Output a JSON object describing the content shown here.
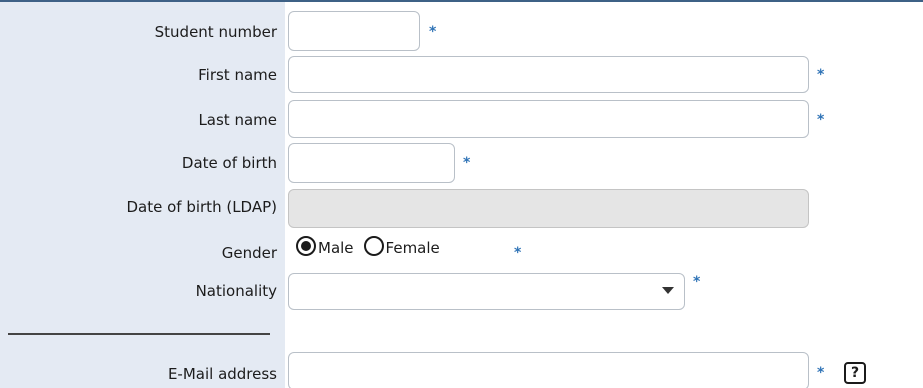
{
  "form": {
    "student_number": {
      "label": "Student number",
      "value": "",
      "required_mark": "*"
    },
    "first_name": {
      "label": "First name",
      "value": "",
      "required_mark": "*"
    },
    "last_name": {
      "label": "Last name",
      "value": "",
      "required_mark": "*"
    },
    "date_of_birth": {
      "label": "Date of birth",
      "value": "",
      "required_mark": "*"
    },
    "date_of_birth_ldap": {
      "label": "Date of birth (LDAP)",
      "value": ""
    },
    "gender": {
      "label": "Gender",
      "options": [
        {
          "label": "Male",
          "checked": true
        },
        {
          "label": "Female",
          "checked": false
        }
      ],
      "required_mark": "*"
    },
    "nationality": {
      "label": "Nationality",
      "selected": "",
      "required_mark": "*"
    },
    "email": {
      "label": "E-Mail address",
      "value": "",
      "required_mark": "*",
      "help_label": "?"
    }
  },
  "colors": {
    "label_column_bg": "#e4eaf3",
    "required_mark": "#2f73b6",
    "top_border": "#3e6186"
  },
  "icons": {
    "select_arrow": "chevron-down-icon",
    "help": "help-icon"
  }
}
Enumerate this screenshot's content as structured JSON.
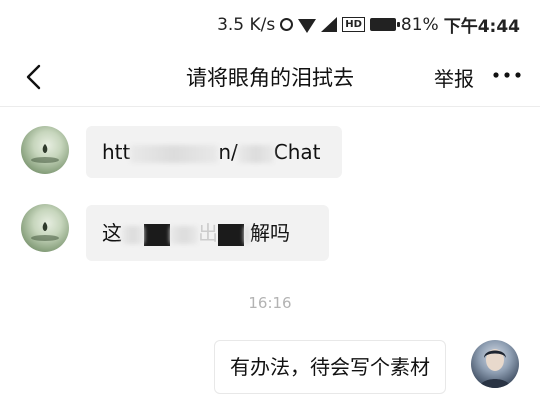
{
  "statusbar": {
    "speed": "3.5 K/s",
    "network_badge": "HD",
    "battery": "81%",
    "time": "下午4:44"
  },
  "navbar": {
    "title": "请将眼角的泪拭去",
    "report_label": "举报"
  },
  "messages": {
    "msg1_prefix": "htt",
    "msg1_middle": "n/",
    "msg1_suffix": "Chat",
    "msg2_prefix": "这",
    "msg2_middle": "出",
    "msg2_suffix": "解吗",
    "timestamp": "16:16",
    "msg3": "有办法，待会写个素材"
  },
  "colors": {
    "incoming_bubble": "#f2f2f2",
    "outgoing_bubble": "#ffffff",
    "timestamp_text": "#b3b3b3"
  }
}
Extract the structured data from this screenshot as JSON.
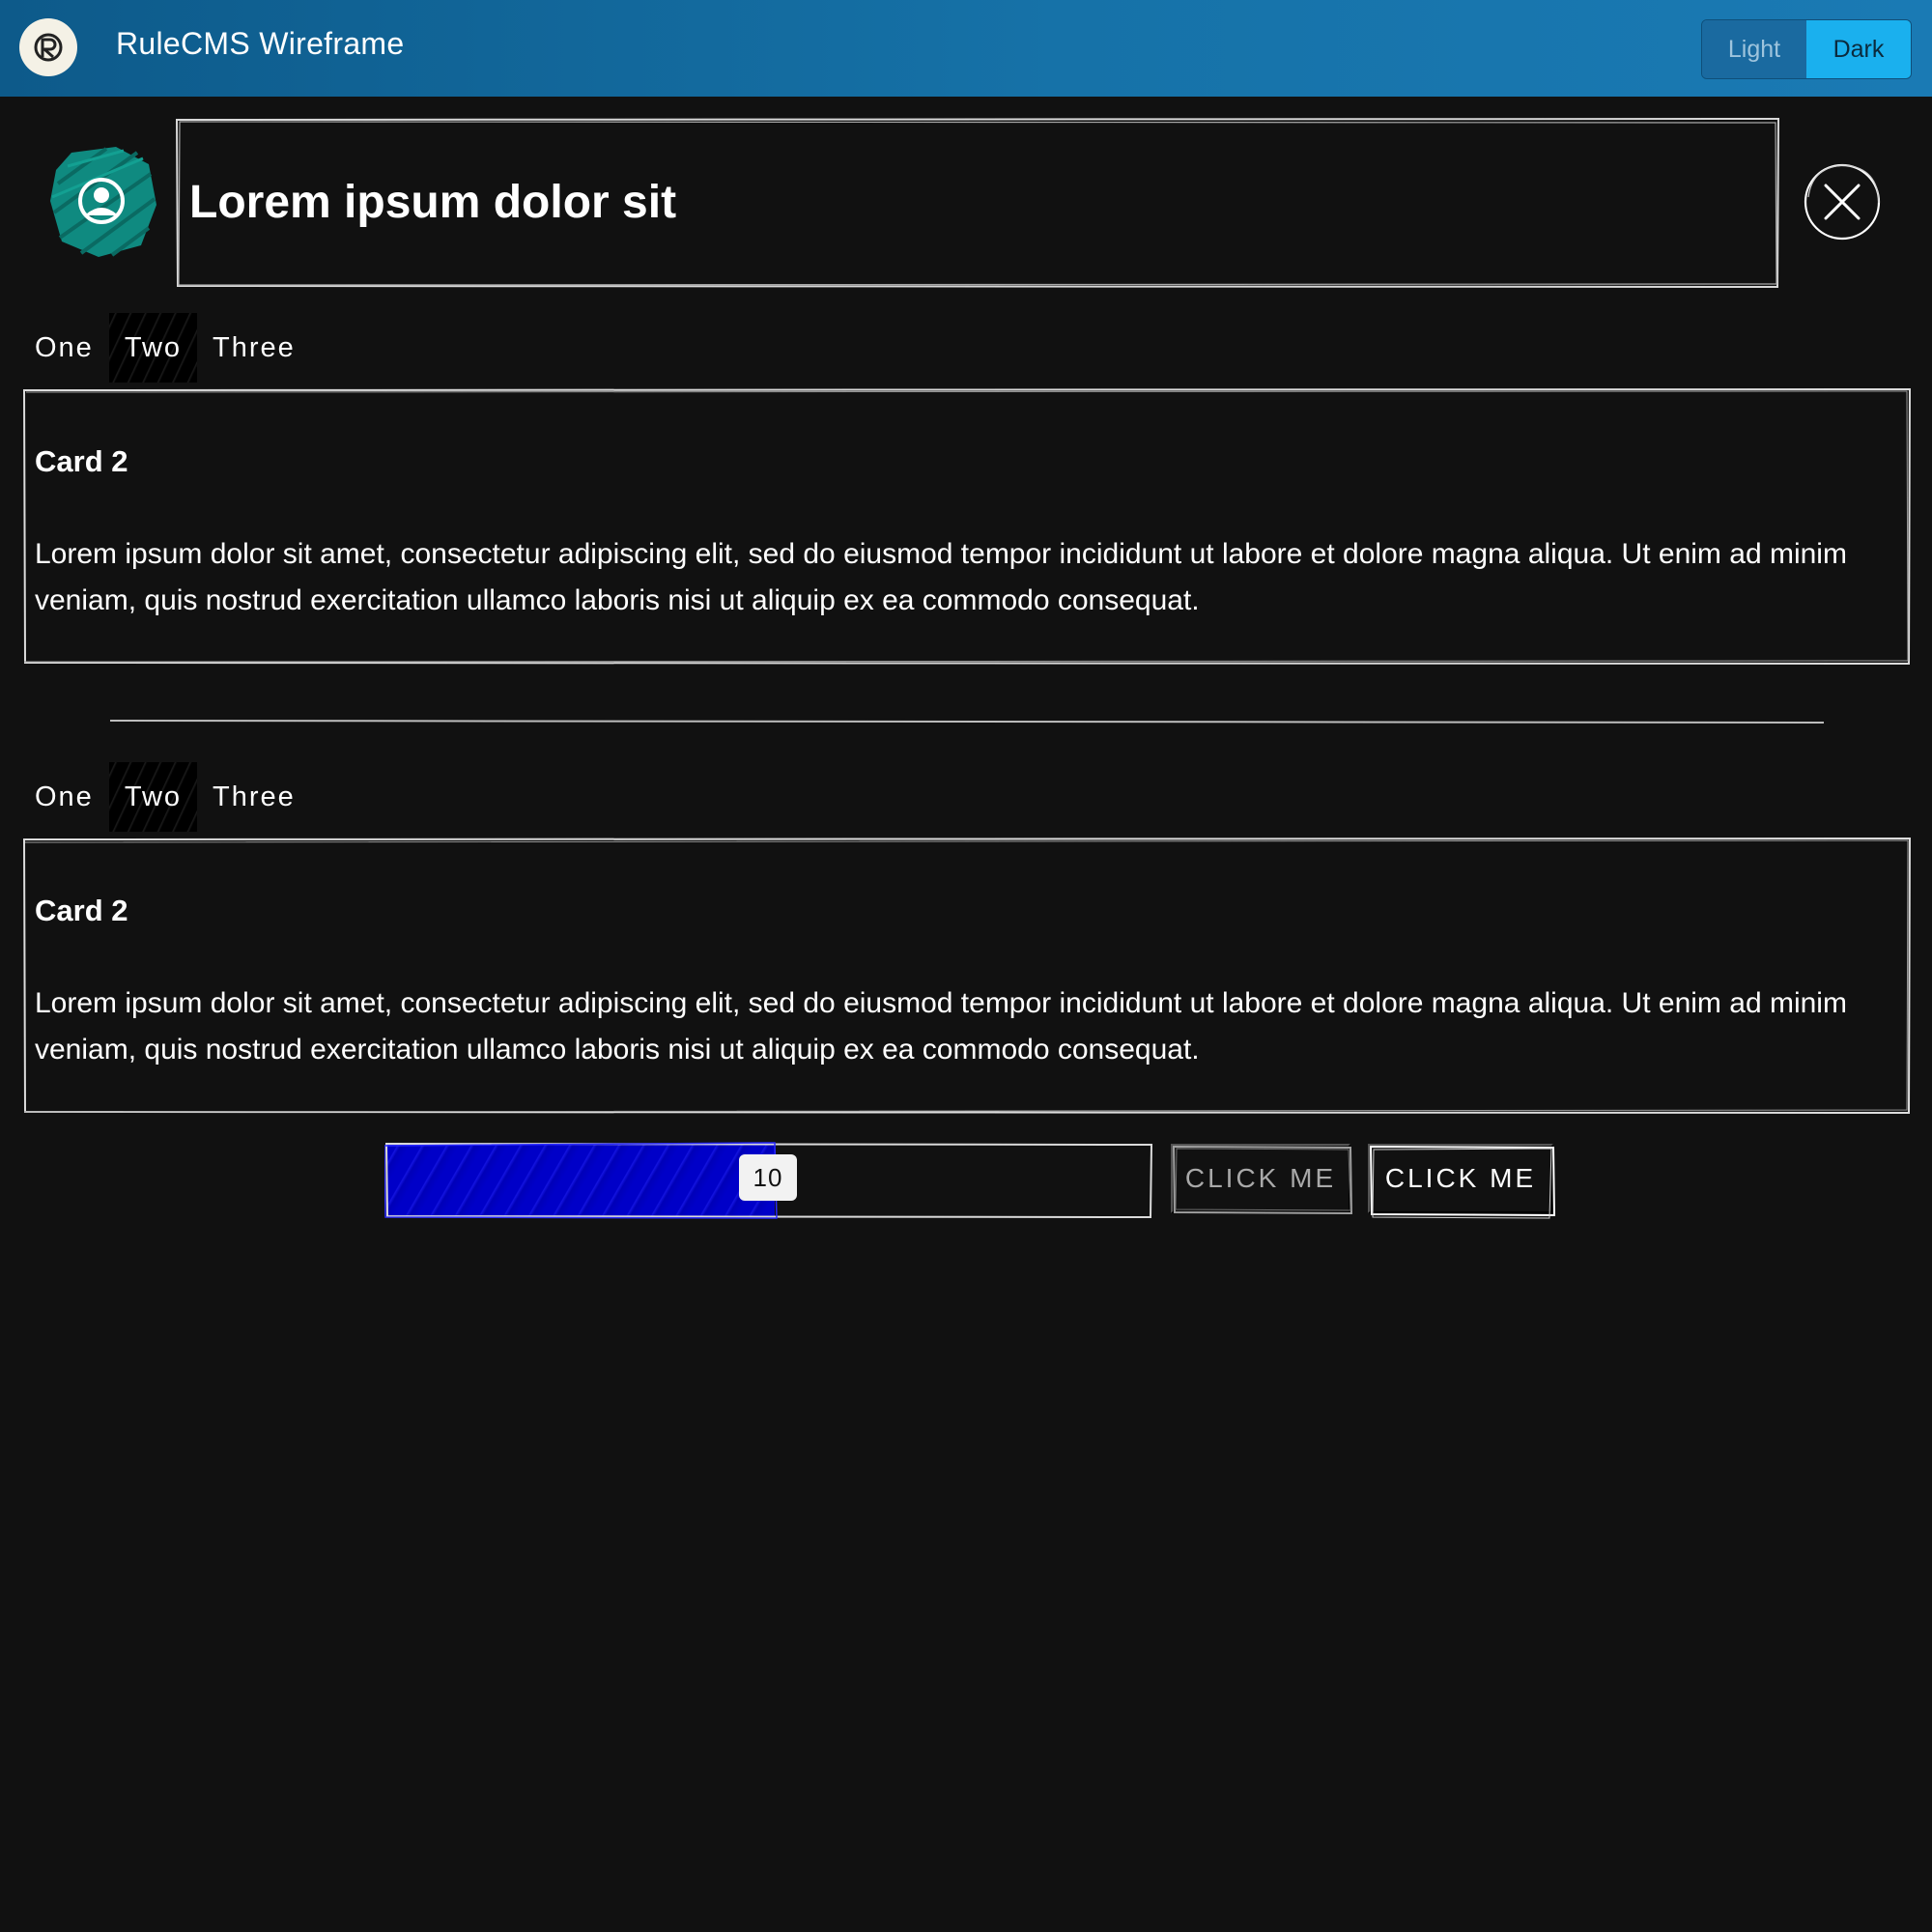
{
  "header": {
    "app_title": "RuleCMS Wireframe",
    "theme_toggle": {
      "light_label": "Light",
      "dark_label": "Dark",
      "selected": "Dark"
    }
  },
  "title_section": {
    "title": "Lorem ipsum dolor sit",
    "avatar_icon": "user-circle-icon",
    "close_icon": "close-icon"
  },
  "tabs_1": {
    "items": [
      {
        "label": "One"
      },
      {
        "label": "Two"
      },
      {
        "label": "Three"
      }
    ],
    "active_index": 1
  },
  "card_1": {
    "title": "Card 2",
    "body": "Lorem ipsum dolor sit amet, consectetur adipiscing elit, sed do eiusmod tempor incididunt ut labore et dolore magna aliqua. Ut enim ad minim veniam, quis nostrud exercitation ullamco laboris nisi ut aliquip ex ea commodo consequat."
  },
  "tabs_2": {
    "items": [
      {
        "label": "One"
      },
      {
        "label": "Two"
      },
      {
        "label": "Three"
      }
    ],
    "active_index": 1
  },
  "card_2": {
    "title": "Card 2",
    "body": "Lorem ipsum dolor sit amet, consectetur adipiscing elit, sed do eiusmod tempor incididunt ut labore et dolore magna aliqua. Ut enim ad minim veniam, quis nostrud exercitation ullamco laboris nisi ut aliquip ex ea commodo consequat."
  },
  "controls": {
    "slider_value": "10",
    "slider_fraction": 0.5,
    "button_1_label": "CLICK ME",
    "button_2_label": "CLICK ME"
  },
  "colors": {
    "header_bg": "#1672a8",
    "page_bg": "#111111",
    "dark_toggle": "#1ab0ee",
    "avatar": "#0f8a80",
    "progress_fill": "#0000c8"
  }
}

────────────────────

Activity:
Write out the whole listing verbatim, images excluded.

Solution to this task:
Output a JSON object describing the content shown here.
{
  "form": {
    "student_number": {
      "label": "Student number",
      "value": "",
      "required_mark": "*"
    },
    "first_name": {
      "label": "First name",
      "value": "",
      "required_mark": "*"
    },
    "last_name": {
      "label": "Last name",
      "value": "",
      "required_mark": "*"
    },
    "date_of_birth": {
      "label": "Date of birth",
      "value": "",
      "required_mark": "*"
    },
    "date_of_birth_ldap": {
      "label": "Date of birth (LDAP)",
      "value": ""
    },
    "gender": {
      "label": "Gender",
      "options": [
        {
          "label": "Male",
          "checked": true
        },
        {
          "label": "Female",
          "checked": false
        }
      ],
      "required_mark": "*"
    },
    "nationality": {
      "label": "Nationality",
      "selected": "",
      "required_mark": "*"
    },
    "email": {
      "label": "E-Mail address",
      "value": "",
      "required_mark": "*",
      "help_label": "?"
    }
  },
  "colors": {
    "label_column_bg": "#e4eaf3",
    "required_mark": "#2f73b6",
    "top_border": "#3e6186"
  },
  "icons": {
    "select_arrow": "chevron-down-icon",
    "help": "help-icon"
  }
}
Enumerate this screenshot's content as structured JSON.
{
  "statusbar": {
    "speed": "3.5 K/s",
    "network_badge": "HD",
    "battery": "81%",
    "time": "下午4:44"
  },
  "navbar": {
    "title": "请将眼角的泪拭去",
    "report_label": "举报"
  },
  "messages": {
    "msg1_prefix": "htt",
    "msg1_middle": "n/",
    "msg1_suffix": "Chat",
    "msg2_prefix": "这",
    "msg2_middle": "出",
    "msg2_suffix": "解吗",
    "timestamp": "16:16",
    "msg3": "有办法，待会写个素材"
  },
  "colors": {
    "incoming_bubble": "#f2f2f2",
    "outgoing_bubble": "#ffffff",
    "timestamp_text": "#b3b3b3"
  }
}
Extract the structured data from this screenshot as JSON.
{
  "header": {
    "app_title": "RuleCMS Wireframe",
    "theme_toggle": {
      "light_label": "Light",
      "dark_label": "Dark",
      "selected": "Dark"
    }
  },
  "title_section": {
    "title": "Lorem ipsum dolor sit",
    "avatar_icon": "user-circle-icon",
    "close_icon": "close-icon"
  },
  "tabs_1": {
    "items": [
      {
        "label": "One"
      },
      {
        "label": "Two"
      },
      {
        "label": "Three"
      }
    ],
    "active_index": 1
  },
  "card_1": {
    "title": "Card 2",
    "body": "Lorem ipsum dolor sit amet, consectetur adipiscing elit, sed do eiusmod tempor incididunt ut labore et dolore magna aliqua. Ut enim ad minim veniam, quis nostrud exercitation ullamco laboris nisi ut aliquip ex ea commodo consequat."
  },
  "tabs_2": {
    "items": [
      {
        "label": "One"
      },
      {
        "label": "Two"
      },
      {
        "label": "Three"
      }
    ],
    "active_index": 1
  },
  "card_2": {
    "title": "Card 2",
    "body": "Lorem ipsum dolor sit amet, consectetur adipiscing elit, sed do eiusmod tempor incididunt ut labore et dolore magna aliqua. Ut enim ad minim veniam, quis nostrud exercitation ullamco laboris nisi ut aliquip ex ea commodo consequat."
  },
  "controls": {
    "slider_value": "10",
    "slider_fraction": 0.5,
    "button_1_label": "CLICK ME",
    "button_2_label": "CLICK ME"
  },
  "colors": {
    "header_bg": "#1672a8",
    "page_bg": "#111111",
    "dark_toggle": "#1ab0ee",
    "avatar": "#0f8a80",
    "progress_fill": "#0000c8"
  }
}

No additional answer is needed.